Adidas, Nike, and Under Armour sponsor a combined 237 NCAA Division I men’s basketball teams. For these sportswear brands, sponsorship makes sense. Adidas or Nike can associate themselves with a winning team or establish an early relationship with an athlete likely to go pro. These relationships put their brand in front of sports fans all across the country. For athletic programs and conferences though, these sponsorships have potential to attract attention from investigators and should be negotiated carefully. Last year’s US Attorney’s Office for the Southern District of New York and New York Office of the FBI’s investigation into a senior executive at Adidas and four NCAA Division I assistant basketball coaches made clear that the US Government is ready to play. Deals made domestically and internationally lacking clear compliance oversight can have steep implications for all involved.
Domestically, the federal government’s interest in prosecuting pay-to-play culture is in large part an effort to protect federal funds. The highest paid public state employee in nearly 40 out of 50 US states is a university men’s football or basketball coach. As a result, athletic programs, coaches, and advisors who become involved in illicit pay-to-play arrangements could be defrauding entities funded by the government, which includes state and federal tax authorities.
Internationally, NCAA Division I and II sports have seen an increase in foreign student-athlete recruitment and participation. This steady increase in foreign student-athletes recruitment means an increase in international student-athletes receiving scholarships. Currently, about 11% of NCAA Division I and II student-athletes are international student-athletes.

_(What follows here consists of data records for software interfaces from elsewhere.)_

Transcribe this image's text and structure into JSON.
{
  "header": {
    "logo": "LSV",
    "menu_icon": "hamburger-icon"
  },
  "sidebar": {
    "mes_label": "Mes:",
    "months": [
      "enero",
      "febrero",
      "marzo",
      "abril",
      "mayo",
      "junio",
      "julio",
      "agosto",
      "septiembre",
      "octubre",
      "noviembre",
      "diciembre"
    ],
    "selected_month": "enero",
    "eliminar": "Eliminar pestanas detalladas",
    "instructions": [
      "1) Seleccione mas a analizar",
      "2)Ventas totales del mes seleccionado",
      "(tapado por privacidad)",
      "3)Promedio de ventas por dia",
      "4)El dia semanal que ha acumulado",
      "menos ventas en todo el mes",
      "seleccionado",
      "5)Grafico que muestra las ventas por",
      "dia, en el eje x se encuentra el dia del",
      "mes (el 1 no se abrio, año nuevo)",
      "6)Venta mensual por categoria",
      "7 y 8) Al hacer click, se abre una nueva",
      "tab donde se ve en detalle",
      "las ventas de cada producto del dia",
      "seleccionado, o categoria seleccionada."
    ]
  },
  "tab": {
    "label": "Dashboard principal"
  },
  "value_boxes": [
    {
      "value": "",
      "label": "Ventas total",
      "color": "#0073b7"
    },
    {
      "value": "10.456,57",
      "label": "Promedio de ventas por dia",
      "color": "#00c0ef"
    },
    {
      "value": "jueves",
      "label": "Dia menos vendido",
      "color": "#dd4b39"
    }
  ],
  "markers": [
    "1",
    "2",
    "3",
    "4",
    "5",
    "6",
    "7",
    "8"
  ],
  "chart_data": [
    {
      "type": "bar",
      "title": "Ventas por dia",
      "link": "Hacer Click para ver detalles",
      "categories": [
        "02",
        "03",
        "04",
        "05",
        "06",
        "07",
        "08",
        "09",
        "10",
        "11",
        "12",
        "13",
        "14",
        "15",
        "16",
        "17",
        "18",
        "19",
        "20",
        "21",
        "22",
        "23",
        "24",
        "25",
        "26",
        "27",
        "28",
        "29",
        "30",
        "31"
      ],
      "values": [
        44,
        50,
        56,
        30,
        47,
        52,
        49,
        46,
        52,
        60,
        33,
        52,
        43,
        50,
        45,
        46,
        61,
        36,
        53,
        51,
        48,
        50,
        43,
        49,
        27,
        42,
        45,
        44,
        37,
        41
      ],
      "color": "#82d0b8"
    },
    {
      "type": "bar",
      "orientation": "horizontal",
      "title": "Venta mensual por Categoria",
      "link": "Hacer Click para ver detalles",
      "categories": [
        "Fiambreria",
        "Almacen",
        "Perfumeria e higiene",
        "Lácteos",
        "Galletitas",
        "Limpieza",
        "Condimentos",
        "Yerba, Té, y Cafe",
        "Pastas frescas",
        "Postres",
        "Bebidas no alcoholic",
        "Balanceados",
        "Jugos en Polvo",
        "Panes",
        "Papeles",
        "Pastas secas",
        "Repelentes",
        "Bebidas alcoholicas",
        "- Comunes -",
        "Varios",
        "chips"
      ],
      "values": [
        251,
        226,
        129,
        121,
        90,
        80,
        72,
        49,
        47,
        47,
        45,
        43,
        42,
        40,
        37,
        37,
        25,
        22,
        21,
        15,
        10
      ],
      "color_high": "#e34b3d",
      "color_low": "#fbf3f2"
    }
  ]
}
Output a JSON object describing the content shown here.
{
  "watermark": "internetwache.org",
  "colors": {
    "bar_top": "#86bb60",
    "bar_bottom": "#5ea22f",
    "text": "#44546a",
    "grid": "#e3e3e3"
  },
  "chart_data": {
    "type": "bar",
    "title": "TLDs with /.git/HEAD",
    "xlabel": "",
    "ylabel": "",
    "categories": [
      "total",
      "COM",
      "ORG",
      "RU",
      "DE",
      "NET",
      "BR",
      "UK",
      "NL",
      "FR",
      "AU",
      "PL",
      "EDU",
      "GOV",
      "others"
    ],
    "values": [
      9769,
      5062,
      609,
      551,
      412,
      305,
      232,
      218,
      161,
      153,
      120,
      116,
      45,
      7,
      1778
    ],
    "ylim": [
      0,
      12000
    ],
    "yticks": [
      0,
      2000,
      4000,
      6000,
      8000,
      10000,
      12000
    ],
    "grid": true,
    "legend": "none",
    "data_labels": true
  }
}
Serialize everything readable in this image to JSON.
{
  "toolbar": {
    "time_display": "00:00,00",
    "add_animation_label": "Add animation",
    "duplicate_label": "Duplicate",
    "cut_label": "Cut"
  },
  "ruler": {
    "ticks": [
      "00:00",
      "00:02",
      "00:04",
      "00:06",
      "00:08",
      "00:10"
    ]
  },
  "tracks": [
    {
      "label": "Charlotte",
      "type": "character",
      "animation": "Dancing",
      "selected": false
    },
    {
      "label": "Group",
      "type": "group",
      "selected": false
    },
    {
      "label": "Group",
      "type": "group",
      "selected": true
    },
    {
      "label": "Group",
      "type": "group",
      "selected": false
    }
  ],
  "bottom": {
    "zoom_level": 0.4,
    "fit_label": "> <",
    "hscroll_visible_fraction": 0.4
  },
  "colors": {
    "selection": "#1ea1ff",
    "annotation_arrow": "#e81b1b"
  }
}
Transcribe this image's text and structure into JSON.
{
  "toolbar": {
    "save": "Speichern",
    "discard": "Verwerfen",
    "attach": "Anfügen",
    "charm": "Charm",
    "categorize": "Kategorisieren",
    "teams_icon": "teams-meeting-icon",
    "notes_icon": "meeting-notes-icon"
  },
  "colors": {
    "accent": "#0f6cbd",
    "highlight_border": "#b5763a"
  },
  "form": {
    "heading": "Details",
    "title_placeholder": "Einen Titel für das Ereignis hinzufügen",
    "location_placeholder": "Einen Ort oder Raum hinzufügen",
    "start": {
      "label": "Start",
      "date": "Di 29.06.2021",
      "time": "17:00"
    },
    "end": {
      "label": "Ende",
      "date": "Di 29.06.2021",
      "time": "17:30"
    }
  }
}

Of that group, roughly 200 hail from countries that scored 50 or below in Transparency International’s most recent Corruption Perception Index (CPI). The number of student-athletes from countries with this level of CPI suggest increased potential risk as more teams engage with athletes in areas of the world where corruption is prevalent.
In a recent article in The Anti-Corruption Report , FRA Partner Jen Baskin, Director Jenna Voss, and Associate Will Meyer discuss at length the multitude of risks facing collegiate programs both domestically and internationally, including the rise in focus from the federal government.